Others involve unexpected presents that lead to adventures. A personal favorite is The Silver Crown, a lesser-known novel by Newbery laureate Robert C. O’Brien, features a spectacular birthday present that turns out to be far more than a girl bargains for, while The Indian in the Cupboard has disappointing birthday presents that turn out to be far more wondrous than a young boy expects.

A more recent addition to the canon is Wendy Mass’s 11 Birthdays, about a couple of children who share a birthday, mashed up with a Groundhog Day-inspired plot. Double it up with Lauren Myracle’s Eleven for the perfect birthday present for an eleven-year old. Birthday parties figure into the plots of Wendy Shang’s The Great Wall of Lucy Wu and Cynthia Liu’s Paris Pan Takes the Dare.

If it’s time to kick off a classic series, the first Harry Potter begins with a birthday and Tales of a Fourth Grade Nothing, the book that introduced the incorrigible Fudge to the world, ends with a birthday.

Of course a book doesn’t have to be about a birthday or presents to be the perfect birthday present, but I think a well-chosen one can make the young reader feel a connection to it that they’ll remember long after the flashy, noisy toys are forgotten.

Kurtis Scaletta is the author of the middle-grade novels Mudville and Mamba Point, and the forthcoming The Tanglewood Terror. All three are published by Knopf Books for Young Readers. Kurtis offers free virtual visits to kids book clubs — see http://www.kurtisscaletta.com/visits for more information.

Kurtis Scaletta
  1. Great choices.
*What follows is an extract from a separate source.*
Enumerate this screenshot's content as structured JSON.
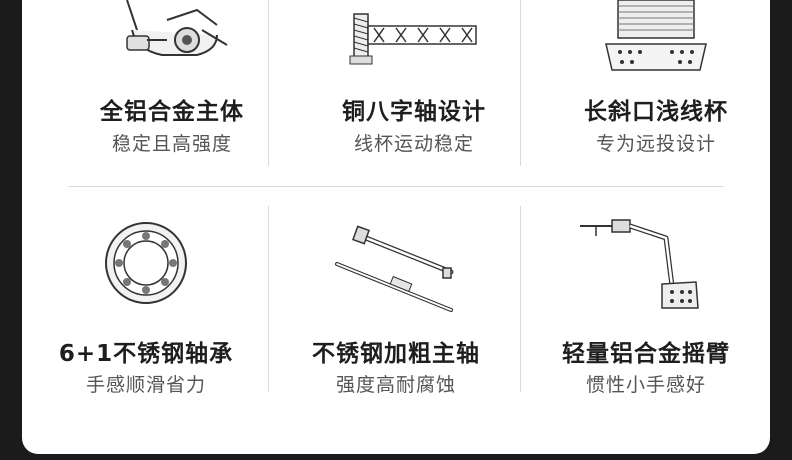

I love giving books or gift cards to bookstores.

  2. Hi Kurtis,
    Great list but you are TOO MODEST! I insist on including Kurtis Scalatta’s Mudville. Such a great read for boys or girls — a baseball novel with magical realism and a sorta Native American Curse (think Red Sox versus Yankees on a small town scale!).

    But also love so many of your picks especially The Great Wall of Lucy Wu — just read that and LOVED it. The City of Ember also a must read according to my 5th grader.

  3. Just bought my niece her birthday books. She looks forward to them every year (or else she’s already an accomplished actress).

  4. I’m kind of cocky about my ability to match the right book to the right person whether it’s a major holiday, a birthday, or just because. And I don’t even want to hang out with those books-aren’t-gifts people. Harrumph!

  5. Books (or gift cards for book stores) are the best gifts – any time of year or holiday! This past Christmas, my nephew (age 6) got several of the Bone books and was thrilled. For his birthday, which is just a few days later, he tore through his presents and immediately left the room to go read when he unwrapped another Bone book. Goosebumps is another great ‘holiday’ gift – they’re just plain fun!

  6. OH, Fudge’s birthday party took on a whole new meaning when my kids started having their own!! I love picking out books as presents, trying to find that “just right” one, whether for a kid or grown-up.

  7. My kids always receive books along with other gifts at birthdays and Christmas. And they love them! Plus if they go to a kids’ birthday party, I make sure a book is wrapped along with a toy.
    My kids all got Borders gift cards in their stocking, and it was so fun to bring them and have them pick out books this past weekend. They (and I) loved it! (of course I had to buy some for myself as well…)

  8. I agree. My kids have always received books as gifts from me, and now they look forward to them, just like I always did when i was little.